O’Reilly made the comment in response to Flannery saying he applauds the Bush administration and Karl Rove for finally agreeing to let Rove testify before the House Judiciary Committee investigating whether there was corruption in the Justice Department during Bush’s presidency. It was an odd, off-topic response from O’Reilly.

As for the question posed in the segment’s title, O’Reilly and Coulter agreed that the Obama administration is attacking Limbaugh to distract the American people from more pressing issues like the economy. However, they didn’t expound on their answers, just agreeing on them before the segment ended.

In my opinion, of course the Limbaugh attacks are a distraction, but the reason they still have legs is because (1) they resonate with a large number of people and (2) a lot of Republicans are falling into the trap by trying to distance themselves from Limbaugh and then apologizing to him the next day. Republicans have nobody to blame but themselves for looking like they aren’t allowed to have an opinion contrary to what Limbaugh says. It will be interesting to see how long they carry on like this before they are able to change the subject in the news cycle.

The presidential election is over, which means “Saturday Night Live” sucks again.

Tonight’s episode was intolerable, as SNL tends to be when it isn’t satirizing something political.
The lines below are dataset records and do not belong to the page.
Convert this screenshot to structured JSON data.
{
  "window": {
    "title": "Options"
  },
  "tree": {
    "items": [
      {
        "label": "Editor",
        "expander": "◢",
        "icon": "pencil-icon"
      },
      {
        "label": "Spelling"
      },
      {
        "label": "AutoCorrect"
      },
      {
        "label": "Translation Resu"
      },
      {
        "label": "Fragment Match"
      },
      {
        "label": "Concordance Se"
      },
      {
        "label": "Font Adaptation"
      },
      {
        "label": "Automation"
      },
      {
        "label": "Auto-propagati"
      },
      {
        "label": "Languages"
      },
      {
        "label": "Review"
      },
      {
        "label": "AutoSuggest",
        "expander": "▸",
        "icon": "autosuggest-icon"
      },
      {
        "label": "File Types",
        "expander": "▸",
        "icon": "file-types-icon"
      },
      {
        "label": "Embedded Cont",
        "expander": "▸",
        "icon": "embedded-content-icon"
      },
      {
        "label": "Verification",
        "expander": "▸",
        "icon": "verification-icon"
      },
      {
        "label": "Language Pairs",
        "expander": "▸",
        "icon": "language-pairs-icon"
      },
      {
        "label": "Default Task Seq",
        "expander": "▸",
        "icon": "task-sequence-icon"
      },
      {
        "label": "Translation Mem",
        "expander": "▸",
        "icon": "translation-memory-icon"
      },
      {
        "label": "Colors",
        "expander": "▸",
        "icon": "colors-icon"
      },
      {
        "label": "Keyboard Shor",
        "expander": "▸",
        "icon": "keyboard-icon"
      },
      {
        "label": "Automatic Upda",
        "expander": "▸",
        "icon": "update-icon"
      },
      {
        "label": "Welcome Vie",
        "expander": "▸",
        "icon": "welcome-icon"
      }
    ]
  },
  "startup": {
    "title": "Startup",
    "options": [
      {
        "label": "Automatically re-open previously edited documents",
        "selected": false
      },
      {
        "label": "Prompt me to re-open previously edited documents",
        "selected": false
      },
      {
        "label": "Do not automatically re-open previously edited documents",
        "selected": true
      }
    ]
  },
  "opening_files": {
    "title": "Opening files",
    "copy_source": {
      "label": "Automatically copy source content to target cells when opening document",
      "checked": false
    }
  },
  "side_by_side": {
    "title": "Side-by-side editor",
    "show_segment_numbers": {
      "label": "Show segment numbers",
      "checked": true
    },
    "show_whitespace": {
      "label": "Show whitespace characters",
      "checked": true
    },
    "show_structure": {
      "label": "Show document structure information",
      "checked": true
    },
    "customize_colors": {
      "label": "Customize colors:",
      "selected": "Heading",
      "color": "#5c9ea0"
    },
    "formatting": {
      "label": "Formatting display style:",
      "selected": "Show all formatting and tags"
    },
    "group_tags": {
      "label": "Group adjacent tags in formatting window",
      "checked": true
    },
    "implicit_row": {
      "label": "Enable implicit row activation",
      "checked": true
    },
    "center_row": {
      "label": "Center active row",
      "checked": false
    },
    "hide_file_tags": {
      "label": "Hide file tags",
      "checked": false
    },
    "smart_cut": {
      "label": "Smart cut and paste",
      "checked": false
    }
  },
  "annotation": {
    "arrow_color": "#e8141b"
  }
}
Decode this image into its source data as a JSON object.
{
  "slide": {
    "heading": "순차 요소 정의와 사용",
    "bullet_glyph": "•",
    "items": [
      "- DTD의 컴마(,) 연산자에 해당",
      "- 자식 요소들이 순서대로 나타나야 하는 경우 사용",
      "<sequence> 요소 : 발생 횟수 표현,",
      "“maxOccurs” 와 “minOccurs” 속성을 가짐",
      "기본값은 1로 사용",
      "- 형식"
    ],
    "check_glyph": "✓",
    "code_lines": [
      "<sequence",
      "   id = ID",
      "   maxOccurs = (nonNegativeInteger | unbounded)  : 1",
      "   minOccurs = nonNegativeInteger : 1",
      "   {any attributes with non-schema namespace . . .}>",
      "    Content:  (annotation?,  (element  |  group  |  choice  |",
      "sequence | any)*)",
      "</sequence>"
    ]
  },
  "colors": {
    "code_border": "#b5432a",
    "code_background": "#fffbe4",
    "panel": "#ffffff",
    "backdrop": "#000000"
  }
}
It even fell flat with its opening skit about Joe Biden’s tendency to commit verbal gaffes. I started to watch several other skits throughout the next 45 minutes, but ended up turning off my television before each one was finished.

The only part of the show worth watching was the usually funny Weekend Update, which ended on a low note with a bit involving Justin Timberlake. Probably the funniest part of Weekend Update was when an actor portraying Hanna-Barbera cartoon character Snagglepuss (an effeminate pink lion) commented on the recent passage of Proposition 8, which amends California’s constitution to eliminate the right for same-sex couples to marry. Snagglepuss came out of the closet and revealed his lover is the Great Gazoo (of “Flintstones” fame).

Seth Meyers also delivered this fine joke during Weekend Update: “Will Smith, Tom Cruise and Rush Limbaugh are among Barbara Walters’ ’10 Most Fascinating People of 2008,’ which proves, if nothing else, that Barbara Walters is easily fascinated.”

I guess I’ll tune back into “Saturday Night Live” four years from now.